▶ Problem to solve: Look through the entries below and count the lines with "script" in them; the reply is the number alone.

▶ Provided records:

+---+

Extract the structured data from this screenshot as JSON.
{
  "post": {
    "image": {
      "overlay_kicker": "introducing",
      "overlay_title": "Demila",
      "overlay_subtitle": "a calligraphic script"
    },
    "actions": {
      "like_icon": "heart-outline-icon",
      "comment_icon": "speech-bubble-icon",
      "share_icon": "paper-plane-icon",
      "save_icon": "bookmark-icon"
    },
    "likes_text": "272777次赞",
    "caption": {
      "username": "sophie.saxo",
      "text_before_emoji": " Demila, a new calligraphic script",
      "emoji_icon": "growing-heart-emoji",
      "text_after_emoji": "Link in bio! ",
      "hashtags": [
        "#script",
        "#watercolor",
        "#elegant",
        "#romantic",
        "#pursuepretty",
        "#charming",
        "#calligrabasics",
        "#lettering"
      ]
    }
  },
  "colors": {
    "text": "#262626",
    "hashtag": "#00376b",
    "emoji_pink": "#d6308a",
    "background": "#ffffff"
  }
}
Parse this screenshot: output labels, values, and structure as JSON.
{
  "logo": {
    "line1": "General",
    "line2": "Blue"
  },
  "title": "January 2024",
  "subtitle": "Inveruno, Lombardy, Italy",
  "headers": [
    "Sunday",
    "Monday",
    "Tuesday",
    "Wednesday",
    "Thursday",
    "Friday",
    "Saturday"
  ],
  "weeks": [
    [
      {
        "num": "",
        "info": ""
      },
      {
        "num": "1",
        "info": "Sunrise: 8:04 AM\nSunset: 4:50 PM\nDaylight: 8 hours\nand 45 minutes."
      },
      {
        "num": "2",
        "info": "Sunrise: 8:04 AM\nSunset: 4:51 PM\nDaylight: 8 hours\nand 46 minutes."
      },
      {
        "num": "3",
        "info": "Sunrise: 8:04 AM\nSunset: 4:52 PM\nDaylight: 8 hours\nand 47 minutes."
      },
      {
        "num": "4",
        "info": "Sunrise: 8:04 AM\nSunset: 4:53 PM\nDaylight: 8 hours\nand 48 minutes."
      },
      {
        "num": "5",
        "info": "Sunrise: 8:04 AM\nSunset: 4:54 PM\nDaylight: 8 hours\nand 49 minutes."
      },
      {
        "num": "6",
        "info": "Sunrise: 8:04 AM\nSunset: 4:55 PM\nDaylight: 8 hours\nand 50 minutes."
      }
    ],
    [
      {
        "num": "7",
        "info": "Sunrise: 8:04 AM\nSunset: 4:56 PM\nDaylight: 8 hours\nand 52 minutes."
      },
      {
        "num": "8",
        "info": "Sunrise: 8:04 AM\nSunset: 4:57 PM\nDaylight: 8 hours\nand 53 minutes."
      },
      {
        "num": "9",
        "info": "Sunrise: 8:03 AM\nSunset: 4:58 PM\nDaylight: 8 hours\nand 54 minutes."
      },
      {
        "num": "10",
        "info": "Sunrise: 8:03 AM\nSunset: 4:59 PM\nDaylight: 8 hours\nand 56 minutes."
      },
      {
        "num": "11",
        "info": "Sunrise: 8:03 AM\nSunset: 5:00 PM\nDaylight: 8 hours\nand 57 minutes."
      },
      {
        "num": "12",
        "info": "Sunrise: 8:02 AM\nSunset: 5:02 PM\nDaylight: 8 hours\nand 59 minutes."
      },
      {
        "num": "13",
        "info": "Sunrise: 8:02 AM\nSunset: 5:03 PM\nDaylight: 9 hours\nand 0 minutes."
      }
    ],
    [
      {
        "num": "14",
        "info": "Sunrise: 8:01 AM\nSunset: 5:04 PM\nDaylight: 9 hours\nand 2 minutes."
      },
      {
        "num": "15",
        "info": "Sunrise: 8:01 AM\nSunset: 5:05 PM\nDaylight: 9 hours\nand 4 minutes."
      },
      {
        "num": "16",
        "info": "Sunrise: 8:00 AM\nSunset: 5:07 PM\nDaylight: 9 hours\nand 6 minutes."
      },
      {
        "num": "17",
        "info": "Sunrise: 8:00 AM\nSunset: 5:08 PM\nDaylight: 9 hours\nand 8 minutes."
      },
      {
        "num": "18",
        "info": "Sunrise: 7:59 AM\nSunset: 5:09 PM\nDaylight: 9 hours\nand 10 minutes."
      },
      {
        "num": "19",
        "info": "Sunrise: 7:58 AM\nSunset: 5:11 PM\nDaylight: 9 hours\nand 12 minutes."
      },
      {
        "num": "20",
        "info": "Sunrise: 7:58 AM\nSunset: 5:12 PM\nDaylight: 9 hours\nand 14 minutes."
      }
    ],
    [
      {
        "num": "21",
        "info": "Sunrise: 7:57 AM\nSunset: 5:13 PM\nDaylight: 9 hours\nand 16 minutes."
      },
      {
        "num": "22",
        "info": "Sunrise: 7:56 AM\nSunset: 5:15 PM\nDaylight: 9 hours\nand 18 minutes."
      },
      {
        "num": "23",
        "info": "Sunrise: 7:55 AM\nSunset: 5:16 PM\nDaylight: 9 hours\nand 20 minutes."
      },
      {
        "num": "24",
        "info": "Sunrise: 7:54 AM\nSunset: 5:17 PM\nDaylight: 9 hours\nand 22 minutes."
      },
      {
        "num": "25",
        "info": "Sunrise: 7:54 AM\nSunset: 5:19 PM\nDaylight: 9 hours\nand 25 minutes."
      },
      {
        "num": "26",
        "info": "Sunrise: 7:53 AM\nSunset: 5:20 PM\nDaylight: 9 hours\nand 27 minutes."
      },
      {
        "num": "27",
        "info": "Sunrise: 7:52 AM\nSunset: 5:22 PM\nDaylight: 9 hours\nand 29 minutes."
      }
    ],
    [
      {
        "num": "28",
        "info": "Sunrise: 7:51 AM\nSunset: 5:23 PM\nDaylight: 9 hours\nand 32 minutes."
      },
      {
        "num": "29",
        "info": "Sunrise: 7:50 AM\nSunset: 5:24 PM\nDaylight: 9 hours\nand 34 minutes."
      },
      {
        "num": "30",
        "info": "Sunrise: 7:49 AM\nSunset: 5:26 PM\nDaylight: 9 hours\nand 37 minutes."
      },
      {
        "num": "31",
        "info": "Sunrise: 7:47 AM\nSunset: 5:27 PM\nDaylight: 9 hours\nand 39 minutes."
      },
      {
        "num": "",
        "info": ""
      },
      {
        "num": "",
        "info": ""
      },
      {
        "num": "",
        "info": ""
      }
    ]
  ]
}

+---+

▶ Expected answer: 3